Look through the records below, and whenever a line contains "data", copy it.

(Web page and app entries)
---*---

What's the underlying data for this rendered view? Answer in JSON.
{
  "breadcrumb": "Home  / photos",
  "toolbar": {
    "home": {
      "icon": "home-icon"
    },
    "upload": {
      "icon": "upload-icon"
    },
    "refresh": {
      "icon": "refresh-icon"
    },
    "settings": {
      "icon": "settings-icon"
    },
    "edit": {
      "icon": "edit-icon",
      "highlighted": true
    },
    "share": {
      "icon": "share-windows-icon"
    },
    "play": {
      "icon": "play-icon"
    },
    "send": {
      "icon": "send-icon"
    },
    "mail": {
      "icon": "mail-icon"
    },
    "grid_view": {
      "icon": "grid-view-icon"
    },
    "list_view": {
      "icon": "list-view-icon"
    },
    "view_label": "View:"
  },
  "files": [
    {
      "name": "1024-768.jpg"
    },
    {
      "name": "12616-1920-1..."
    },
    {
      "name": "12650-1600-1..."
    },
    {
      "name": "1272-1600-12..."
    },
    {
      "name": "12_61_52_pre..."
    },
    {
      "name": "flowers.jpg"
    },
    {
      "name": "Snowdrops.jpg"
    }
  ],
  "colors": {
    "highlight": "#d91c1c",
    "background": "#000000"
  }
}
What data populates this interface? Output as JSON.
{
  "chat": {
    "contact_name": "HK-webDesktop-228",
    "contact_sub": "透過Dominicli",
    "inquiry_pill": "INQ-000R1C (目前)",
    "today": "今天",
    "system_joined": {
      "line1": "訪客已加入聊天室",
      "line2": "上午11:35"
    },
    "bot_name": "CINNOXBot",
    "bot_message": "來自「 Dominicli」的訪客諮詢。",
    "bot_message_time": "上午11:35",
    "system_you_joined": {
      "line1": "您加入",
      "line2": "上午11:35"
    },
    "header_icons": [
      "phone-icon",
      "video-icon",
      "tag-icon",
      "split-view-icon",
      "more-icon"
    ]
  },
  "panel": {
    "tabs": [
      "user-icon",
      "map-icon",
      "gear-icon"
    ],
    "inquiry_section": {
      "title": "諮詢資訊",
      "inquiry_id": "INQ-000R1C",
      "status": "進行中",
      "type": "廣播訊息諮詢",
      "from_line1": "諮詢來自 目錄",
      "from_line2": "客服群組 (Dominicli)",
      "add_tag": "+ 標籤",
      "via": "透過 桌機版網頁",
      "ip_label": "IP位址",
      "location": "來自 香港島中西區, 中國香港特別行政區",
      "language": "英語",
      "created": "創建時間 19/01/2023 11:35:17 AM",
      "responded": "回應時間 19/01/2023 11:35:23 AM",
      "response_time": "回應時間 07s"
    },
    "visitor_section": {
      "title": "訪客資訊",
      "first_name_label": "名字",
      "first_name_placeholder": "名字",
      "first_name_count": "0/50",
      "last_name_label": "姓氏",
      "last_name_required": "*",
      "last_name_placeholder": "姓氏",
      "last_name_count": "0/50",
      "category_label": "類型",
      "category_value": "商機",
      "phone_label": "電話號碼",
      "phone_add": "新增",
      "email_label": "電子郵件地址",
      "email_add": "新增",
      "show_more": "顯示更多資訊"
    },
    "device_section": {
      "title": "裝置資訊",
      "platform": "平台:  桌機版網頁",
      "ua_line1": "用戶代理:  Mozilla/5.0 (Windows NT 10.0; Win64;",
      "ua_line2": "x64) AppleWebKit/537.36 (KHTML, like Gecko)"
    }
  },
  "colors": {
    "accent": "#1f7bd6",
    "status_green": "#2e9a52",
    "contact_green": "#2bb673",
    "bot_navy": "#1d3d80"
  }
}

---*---

**Written solution**.
What's the underlying data for this rendered view? Answer in JSON.
What data populates this interface? Output as JSON.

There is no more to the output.